Following an unusually severe 2014-15 influenza season, Wyoming Department of Health (WDH) officials want residents to prepare for the upcoming flu season with annual influenza vaccinations.
“While influenza is something we see every year, it should never be overlooked or just accepted as no big deal. Flu can often be a very serious illness and, sometimes, deadly, as we saw last year,” said Dr. Wendy Braund, state health officer and WDH Public Health Division senior administrator.
Reggie McClinton, a WDH epidemiologist, said there can be no question the 2014-15 influenza season was severe. “Sadly, we saw 29 influenza-associated deaths reported in Wyoming. This represents the highest number our state has seen in many, many years. We also had a high number of reported cases overall compared to usual.”
McClinton noted the median age for residents who died was 75 with 21 of the reported deaths occurring in people older than 65; one death reported in a child; and others among adults under 65.

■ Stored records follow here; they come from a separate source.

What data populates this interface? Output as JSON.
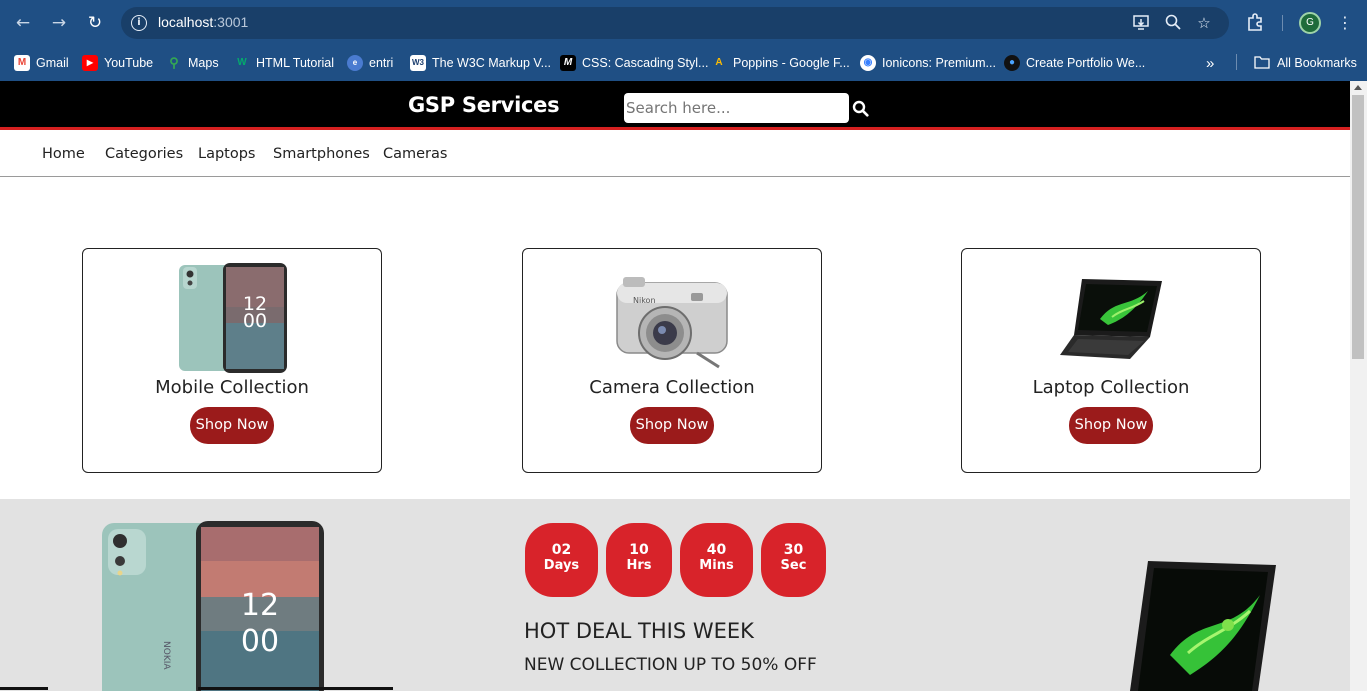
{
  "browser": {
    "url_host": "localhost",
    "url_port": ":3001",
    "profile_initial": "G",
    "bookmarks": [
      {
        "label": "Gmail",
        "icon": "gmail-icon",
        "color": "#ea4335"
      },
      {
        "label": "YouTube",
        "icon": "youtube-icon",
        "color": "#ff0000"
      },
      {
        "label": "Maps",
        "icon": "maps-icon",
        "color": "#34a853"
      },
      {
        "label": "HTML Tutorial",
        "icon": "w3schools-icon",
        "color": "#04aa6d"
      },
      {
        "label": "entri",
        "icon": "entri-icon",
        "color": "#4a7bd0"
      },
      {
        "label": "The W3C Markup V...",
        "icon": "w3c-icon",
        "color": "#ffffff"
      },
      {
        "label": "CSS: Cascading Styl...",
        "icon": "mdn-icon",
        "color": "#000000"
      },
      {
        "label": "Poppins - Google F...",
        "icon": "google-fonts-icon",
        "color": "#fbbc04"
      },
      {
        "label": "Ionicons: Premium...",
        "icon": "ionicons-icon",
        "color": "#ffffff"
      },
      {
        "label": "Create Portfolio We...",
        "icon": "portfolio-icon",
        "color": "#111111"
      }
    ],
    "all_bookmarks_label": "All Bookmarks"
  },
  "header": {
    "brand": "GSP Services",
    "search_placeholder": "Search here..."
  },
  "menu": [
    "Home",
    "Categories",
    "Laptops",
    "Smartphones",
    "Cameras"
  ],
  "collections": [
    {
      "title": "Mobile Collection",
      "button": "Shop Now",
      "image": "smartphone"
    },
    {
      "title": "Camera Collection",
      "button": "Shop Now",
      "image": "camera"
    },
    {
      "title": "Laptop Collection",
      "button": "Shop Now",
      "image": "laptop"
    }
  ],
  "deal": {
    "timer": [
      {
        "value": "02",
        "unit": "Days"
      },
      {
        "value": "10",
        "unit": "Hrs"
      },
      {
        "value": "40",
        "unit": "Mins"
      },
      {
        "value": "30",
        "unit": "Sec"
      }
    ],
    "title": "HOT DEAL THIS WEEK",
    "subtitle": "NEW COLLECTION UP TO 50% OFF"
  },
  "colors": {
    "chrome": "#1f4f84",
    "header_bg": "#000000",
    "accent_red": "#d62020",
    "button_red": "#9b1b1b",
    "timer_red": "#d8232a",
    "deal_bg": "#e2e2e2"
  },
  "phone_screen_time": [
    "12",
    "00"
  ]
}
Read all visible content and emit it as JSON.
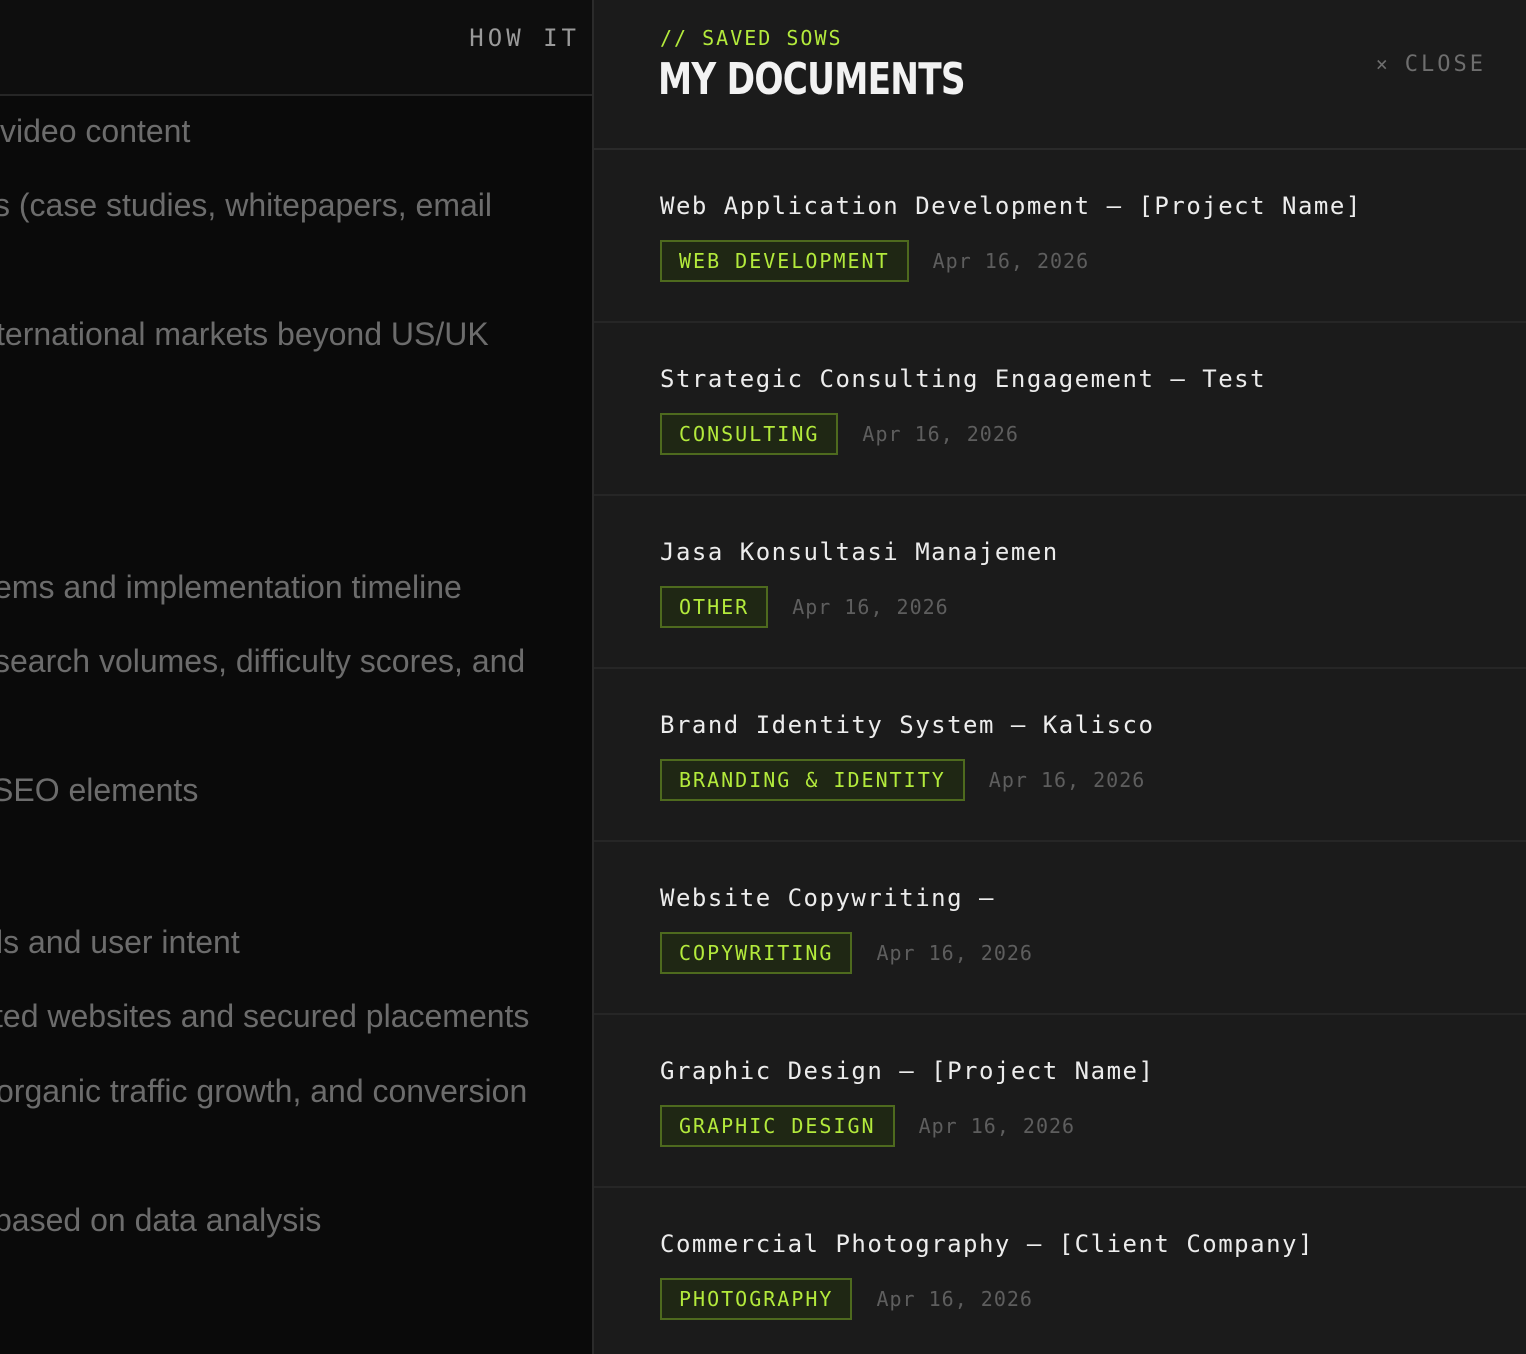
{
  "background": {
    "nav_label": "HOW IT",
    "lines": [
      " video content",
      "s (case studies, whitepapers, email",
      "ternational markets beyond US/UK",
      "ems and implementation timeline",
      " search volumes, difficulty scores, and",
      "SEO elements",
      "ls and user intent",
      "ted websites and secured placements",
      "organic traffic growth, and conversion",
      " based on data analysis"
    ]
  },
  "drawer": {
    "eyebrow": "// SAVED SOWS",
    "title": "MY DOCUMENTS",
    "close_icon": "×",
    "close_label": "CLOSE",
    "documents": [
      {
        "title": "Web Application Development — [Project Name]",
        "category": "WEB DEVELOPMENT",
        "date": "Apr 16, 2026"
      },
      {
        "title": "Strategic Consulting Engagement — Test",
        "category": "CONSULTING",
        "date": "Apr 16, 2026"
      },
      {
        "title": "Jasa Konsultasi Manajemen",
        "category": "OTHER",
        "date": "Apr 16, 2026"
      },
      {
        "title": "Brand Identity System — Kalisco",
        "category": "BRANDING & IDENTITY",
        "date": "Apr 16, 2026"
      },
      {
        "title": "Website Copywriting —",
        "category": "COPYWRITING",
        "date": "Apr 16, 2026"
      },
      {
        "title": "Graphic Design — [Project Name]",
        "category": "GRAPHIC DESIGN",
        "date": "Apr 16, 2026"
      },
      {
        "title": "Commercial Photography — [Client Company]",
        "category": "PHOTOGRAPHY",
        "date": "Apr 16, 2026"
      }
    ]
  },
  "colors": {
    "accent": "#b3ea3c",
    "drawer_bg": "#1b1b1b",
    "page_bg": "#0a0a0a"
  }
}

Braund said almost everyone six months or older should get a seasonal flu vaccine each year. “Getting a flu vaccine is safe and is the most important action people can take to help prevent getting ill with influenza and avoid passing it on to others,” she said.
“Predicting which flu strains will be most common in a given year is complicated and sometimes strains can ‘mutate’ or change. Last season’s vaccine was not as effective as we would have liked,” Braund said. “Vaccination remains a useful prevention strategy and at this point there is no reason to expect a problem with this season’s vaccines. Wyoming residents should not use the troubles with last season’s vaccine as an excuse to avoid this season’s vaccination.”
It takes about two weeks for flu vaccines to offer protection. “We don’t want people to wait until folks around them are ill,” Braund said. “We’ve already seen the beginning of early activity.”
Influenza is a contagious respiratory illness caused by a virus. Symptoms include fever, headache, extreme tiredness, dry cough, sore throat, runny or stuffy nose and muscle aches.
Braund said, “Anyone can get the flu. Healthy folks can recover. But they can also spread the virus to others who are more vulnerable to flu and its effects such as older residents, young children and those with certain medical conditions. That’s why the vaccine is recommended for just about everyone.”
Influenza vaccines are available in many locations, including local public health offices, workplaces, doctors’ offices and retail stores. “Flu vaccines are not expensive and most insurance policies cover the costs,” Braund said.
In Wyoming, the cost of the vaccine itself is covered for many children by federal funding and the vaccine program for those eligible is managed by WDH. Children who qualify include those covered by Medicaid, uninsured children, American Indian or Alaska native children and some children considered to be underinsured.
Basic common-sense measures can also slow the spread of influenza and other respiratory diseases. These steps include covering your mouth and nose with your sleeve or a tissue when you sneeze and cough; frequently washing your hands; and staying home from work, school, day care and errands when ill.